US giant distributed foreign cigarettes; DSI takes up case – The Nation January 20, 2010

American tobacco giant Philip Morris’ legal troubles in the Kingdom appear to have deepened, with a Commerce Ministry probe having determined that the firm likely breached the Foreign Business Act (FBA), a senior ministry source said. The Department of Special investigation earlier accused the firm of understating the prices of its imported cigarettes in order to minimise tax payments.
More recently, the DSI asked the ministry’s Business Development Department to investigate whether the company breached the FBA by distributing foreign-brand cigarettes, an activity beyond the scope of its agreement with the ministry.The ministry has already submitted the results of its investigation – which concluded that the firm had violated the act – to the DSI, which will conduct a more in-depth probe, the source said. 
Philip Morris receives protections under the Treaty of Amity signed by Thailand and the United States in 1968. However, if the company is eventually found to have engaged in a business that is protected under the FBA, it will lose the treaty’s protection.

In its agreement with the ministry, the firm initially said it would conduct a survey of the Thai market, before importing and exporting tobacco products between Thailand and the US. However, the department found that the firm had breached its contract by acting as a distributor of Marlboro and L&M cigarettes produced in the Philippines.

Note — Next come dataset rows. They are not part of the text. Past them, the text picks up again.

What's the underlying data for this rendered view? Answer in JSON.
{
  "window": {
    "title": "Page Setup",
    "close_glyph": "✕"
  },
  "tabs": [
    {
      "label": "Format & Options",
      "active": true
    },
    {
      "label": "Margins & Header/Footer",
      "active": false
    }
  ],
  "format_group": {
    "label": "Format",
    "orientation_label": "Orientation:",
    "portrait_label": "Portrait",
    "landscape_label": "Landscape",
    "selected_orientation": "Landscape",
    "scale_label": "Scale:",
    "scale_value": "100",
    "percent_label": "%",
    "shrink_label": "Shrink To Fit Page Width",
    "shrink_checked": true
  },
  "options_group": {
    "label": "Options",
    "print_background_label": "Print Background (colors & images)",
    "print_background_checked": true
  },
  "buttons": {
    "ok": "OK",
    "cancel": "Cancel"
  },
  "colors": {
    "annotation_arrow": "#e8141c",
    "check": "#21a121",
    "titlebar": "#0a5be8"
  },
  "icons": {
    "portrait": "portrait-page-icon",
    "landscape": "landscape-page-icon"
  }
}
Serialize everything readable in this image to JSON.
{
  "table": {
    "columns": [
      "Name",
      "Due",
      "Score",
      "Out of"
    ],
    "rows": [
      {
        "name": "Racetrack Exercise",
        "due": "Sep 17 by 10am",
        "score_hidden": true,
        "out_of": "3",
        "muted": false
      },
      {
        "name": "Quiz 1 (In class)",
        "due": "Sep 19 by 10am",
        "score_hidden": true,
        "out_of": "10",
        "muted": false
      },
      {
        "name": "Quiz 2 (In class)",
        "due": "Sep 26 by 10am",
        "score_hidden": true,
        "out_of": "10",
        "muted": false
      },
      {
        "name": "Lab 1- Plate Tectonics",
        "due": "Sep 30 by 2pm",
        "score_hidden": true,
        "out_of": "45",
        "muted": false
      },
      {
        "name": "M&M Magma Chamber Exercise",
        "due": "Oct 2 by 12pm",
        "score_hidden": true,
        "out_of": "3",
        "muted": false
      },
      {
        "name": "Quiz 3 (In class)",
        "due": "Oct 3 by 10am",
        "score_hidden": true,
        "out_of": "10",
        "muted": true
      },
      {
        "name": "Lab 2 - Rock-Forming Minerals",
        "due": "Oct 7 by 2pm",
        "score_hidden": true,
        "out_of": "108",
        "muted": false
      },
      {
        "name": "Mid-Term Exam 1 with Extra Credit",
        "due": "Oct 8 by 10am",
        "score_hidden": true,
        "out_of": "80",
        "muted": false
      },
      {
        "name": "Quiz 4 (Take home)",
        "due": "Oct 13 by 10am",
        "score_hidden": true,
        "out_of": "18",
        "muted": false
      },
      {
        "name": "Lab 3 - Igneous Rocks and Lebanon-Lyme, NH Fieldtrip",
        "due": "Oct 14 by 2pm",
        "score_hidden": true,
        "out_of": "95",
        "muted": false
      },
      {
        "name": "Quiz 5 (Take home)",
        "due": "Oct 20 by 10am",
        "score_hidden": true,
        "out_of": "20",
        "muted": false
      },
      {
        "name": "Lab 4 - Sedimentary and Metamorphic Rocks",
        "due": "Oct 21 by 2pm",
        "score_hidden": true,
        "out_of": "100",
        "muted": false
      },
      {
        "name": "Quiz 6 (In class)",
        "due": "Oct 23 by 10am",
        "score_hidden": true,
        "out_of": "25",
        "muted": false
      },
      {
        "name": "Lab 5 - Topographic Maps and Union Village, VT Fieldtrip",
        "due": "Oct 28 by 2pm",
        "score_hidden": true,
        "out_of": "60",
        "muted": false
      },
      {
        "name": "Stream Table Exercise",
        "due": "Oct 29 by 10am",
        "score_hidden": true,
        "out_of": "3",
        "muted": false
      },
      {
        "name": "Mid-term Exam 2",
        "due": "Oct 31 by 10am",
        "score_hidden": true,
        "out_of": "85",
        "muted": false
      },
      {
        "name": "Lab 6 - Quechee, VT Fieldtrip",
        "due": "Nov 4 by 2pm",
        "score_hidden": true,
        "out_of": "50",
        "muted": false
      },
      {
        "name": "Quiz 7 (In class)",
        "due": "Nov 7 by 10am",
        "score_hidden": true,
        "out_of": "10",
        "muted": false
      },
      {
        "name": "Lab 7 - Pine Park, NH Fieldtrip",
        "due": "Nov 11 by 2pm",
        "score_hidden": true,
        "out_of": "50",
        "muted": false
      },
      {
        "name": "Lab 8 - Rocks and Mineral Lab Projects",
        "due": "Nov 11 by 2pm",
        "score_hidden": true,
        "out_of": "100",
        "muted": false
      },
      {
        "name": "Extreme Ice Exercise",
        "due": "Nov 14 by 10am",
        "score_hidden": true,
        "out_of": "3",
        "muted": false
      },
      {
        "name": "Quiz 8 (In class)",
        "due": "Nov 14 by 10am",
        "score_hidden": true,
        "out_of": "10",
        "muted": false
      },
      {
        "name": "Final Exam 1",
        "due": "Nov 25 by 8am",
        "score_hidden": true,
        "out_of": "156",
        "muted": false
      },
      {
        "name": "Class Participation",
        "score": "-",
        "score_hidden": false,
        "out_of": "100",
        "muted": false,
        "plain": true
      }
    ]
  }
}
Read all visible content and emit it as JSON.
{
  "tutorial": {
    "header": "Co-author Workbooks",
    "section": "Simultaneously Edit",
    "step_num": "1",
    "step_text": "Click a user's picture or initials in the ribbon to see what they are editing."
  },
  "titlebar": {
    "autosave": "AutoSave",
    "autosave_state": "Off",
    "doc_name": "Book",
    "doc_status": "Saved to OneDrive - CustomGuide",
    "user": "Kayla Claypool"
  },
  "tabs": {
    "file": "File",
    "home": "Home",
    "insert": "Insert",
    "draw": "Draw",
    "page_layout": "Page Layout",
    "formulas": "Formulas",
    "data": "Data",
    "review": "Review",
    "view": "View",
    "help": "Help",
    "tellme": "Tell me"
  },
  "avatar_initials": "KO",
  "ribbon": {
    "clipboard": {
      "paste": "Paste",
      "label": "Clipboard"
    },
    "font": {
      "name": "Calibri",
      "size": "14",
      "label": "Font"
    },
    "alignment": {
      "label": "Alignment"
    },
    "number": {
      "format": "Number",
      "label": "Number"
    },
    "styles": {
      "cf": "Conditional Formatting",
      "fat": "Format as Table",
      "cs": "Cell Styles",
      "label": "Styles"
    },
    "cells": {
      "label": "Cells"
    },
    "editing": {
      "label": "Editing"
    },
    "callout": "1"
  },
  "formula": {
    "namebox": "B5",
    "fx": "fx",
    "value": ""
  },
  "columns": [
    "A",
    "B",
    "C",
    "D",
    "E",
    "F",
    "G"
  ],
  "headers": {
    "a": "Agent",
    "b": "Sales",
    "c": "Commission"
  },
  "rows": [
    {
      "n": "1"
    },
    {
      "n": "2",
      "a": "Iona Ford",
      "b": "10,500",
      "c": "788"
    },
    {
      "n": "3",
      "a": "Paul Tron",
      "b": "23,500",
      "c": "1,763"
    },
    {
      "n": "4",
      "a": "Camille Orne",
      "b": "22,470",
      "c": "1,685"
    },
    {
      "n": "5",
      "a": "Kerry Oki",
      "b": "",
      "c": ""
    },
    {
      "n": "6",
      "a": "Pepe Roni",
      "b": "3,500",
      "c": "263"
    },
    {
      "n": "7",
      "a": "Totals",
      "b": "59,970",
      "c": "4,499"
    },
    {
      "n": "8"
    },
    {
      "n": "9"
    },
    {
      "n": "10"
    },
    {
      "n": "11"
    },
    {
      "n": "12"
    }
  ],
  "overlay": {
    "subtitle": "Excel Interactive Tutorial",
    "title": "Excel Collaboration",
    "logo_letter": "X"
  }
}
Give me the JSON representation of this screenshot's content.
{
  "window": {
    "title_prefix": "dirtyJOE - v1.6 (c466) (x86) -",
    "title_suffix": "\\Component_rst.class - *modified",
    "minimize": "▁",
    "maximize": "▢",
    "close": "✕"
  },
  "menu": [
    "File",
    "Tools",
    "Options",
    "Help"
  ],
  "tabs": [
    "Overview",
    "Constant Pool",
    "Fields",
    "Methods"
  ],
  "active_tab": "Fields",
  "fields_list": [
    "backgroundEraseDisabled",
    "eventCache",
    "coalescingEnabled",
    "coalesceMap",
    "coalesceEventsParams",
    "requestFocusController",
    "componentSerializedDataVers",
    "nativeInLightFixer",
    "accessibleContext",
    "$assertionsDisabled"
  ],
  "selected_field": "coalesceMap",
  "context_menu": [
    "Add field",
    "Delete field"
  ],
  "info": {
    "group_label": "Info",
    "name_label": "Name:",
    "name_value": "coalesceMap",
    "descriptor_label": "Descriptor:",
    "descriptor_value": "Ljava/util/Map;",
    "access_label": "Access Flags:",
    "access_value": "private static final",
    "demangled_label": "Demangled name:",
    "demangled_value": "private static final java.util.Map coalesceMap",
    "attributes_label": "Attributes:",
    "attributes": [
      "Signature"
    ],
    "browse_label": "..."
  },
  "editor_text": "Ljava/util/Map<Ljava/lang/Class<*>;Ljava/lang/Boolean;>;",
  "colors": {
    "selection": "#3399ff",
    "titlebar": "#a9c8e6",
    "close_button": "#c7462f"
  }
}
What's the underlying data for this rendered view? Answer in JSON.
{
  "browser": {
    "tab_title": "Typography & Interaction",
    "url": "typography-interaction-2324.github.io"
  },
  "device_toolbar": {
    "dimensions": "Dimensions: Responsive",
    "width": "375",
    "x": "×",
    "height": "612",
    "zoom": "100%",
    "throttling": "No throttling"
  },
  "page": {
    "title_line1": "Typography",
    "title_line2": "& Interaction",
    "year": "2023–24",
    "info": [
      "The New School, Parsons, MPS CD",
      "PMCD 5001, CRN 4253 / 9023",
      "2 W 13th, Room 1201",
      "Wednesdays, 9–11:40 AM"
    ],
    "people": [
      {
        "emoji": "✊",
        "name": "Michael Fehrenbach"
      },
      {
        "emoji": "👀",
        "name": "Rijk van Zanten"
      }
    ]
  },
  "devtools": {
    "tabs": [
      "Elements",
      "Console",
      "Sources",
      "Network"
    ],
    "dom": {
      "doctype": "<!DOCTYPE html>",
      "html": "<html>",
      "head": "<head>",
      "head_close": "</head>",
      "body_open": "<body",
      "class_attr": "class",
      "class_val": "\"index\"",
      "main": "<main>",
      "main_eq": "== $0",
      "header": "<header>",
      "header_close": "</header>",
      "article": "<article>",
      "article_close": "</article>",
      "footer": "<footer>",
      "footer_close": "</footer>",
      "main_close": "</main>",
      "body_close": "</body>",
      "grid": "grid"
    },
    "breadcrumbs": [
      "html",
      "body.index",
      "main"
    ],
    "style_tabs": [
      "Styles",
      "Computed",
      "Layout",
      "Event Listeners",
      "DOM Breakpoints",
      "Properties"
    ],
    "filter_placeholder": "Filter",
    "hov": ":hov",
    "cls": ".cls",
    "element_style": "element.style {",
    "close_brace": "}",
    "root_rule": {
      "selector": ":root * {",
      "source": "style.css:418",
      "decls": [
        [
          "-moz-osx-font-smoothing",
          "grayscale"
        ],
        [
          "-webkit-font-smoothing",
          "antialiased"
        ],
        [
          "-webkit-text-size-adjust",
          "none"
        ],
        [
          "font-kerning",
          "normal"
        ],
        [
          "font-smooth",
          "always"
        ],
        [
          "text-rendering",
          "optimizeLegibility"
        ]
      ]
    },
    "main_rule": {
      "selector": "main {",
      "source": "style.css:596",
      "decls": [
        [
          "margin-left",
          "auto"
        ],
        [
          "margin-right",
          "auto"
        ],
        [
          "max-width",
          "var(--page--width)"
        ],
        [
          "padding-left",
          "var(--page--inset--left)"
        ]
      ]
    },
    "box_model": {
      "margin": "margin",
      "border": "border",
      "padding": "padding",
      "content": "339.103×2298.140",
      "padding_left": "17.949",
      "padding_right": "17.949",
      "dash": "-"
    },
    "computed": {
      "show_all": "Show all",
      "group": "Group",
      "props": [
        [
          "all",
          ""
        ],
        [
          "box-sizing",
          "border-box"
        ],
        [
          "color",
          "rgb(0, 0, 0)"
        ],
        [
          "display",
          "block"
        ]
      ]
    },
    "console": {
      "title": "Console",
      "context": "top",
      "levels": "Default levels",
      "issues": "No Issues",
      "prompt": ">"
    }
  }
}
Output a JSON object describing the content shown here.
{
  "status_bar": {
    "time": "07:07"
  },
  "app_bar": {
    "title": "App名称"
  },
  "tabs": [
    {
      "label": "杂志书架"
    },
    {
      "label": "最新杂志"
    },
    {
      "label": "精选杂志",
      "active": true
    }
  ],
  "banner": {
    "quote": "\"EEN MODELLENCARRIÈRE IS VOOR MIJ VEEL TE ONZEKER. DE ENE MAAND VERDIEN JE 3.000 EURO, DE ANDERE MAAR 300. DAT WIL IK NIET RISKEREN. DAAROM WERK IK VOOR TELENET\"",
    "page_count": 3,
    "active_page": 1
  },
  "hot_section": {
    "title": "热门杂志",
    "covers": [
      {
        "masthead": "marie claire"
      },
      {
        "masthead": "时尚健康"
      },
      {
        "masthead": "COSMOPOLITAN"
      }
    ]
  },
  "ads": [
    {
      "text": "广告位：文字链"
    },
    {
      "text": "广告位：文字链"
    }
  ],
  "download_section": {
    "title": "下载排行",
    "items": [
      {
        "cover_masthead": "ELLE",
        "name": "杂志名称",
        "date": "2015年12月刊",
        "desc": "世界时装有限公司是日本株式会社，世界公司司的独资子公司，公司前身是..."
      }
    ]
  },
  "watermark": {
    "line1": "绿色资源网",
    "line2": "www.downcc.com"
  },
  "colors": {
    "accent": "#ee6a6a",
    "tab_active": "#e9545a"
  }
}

The ministry is also trying to determine whether the firm allowed citizens of third countries to hold shares – another possible FBA violation. The ministry earlier found that the firm had changed the name of one shareholder, listed in 2005 as Paul Dean Riley, and Australian, to Ashok Rammohan, who has Indian nationality, in 2006. However, it has yet to finalise this investigation. Philip Morris faces prosecution by the DSI, which believes the company’s alleged deceptive practices from 2003-2007 caused a loss to the country of nearly Bt69 billion in taxes.  The case is scheduled to be filed tomorrow.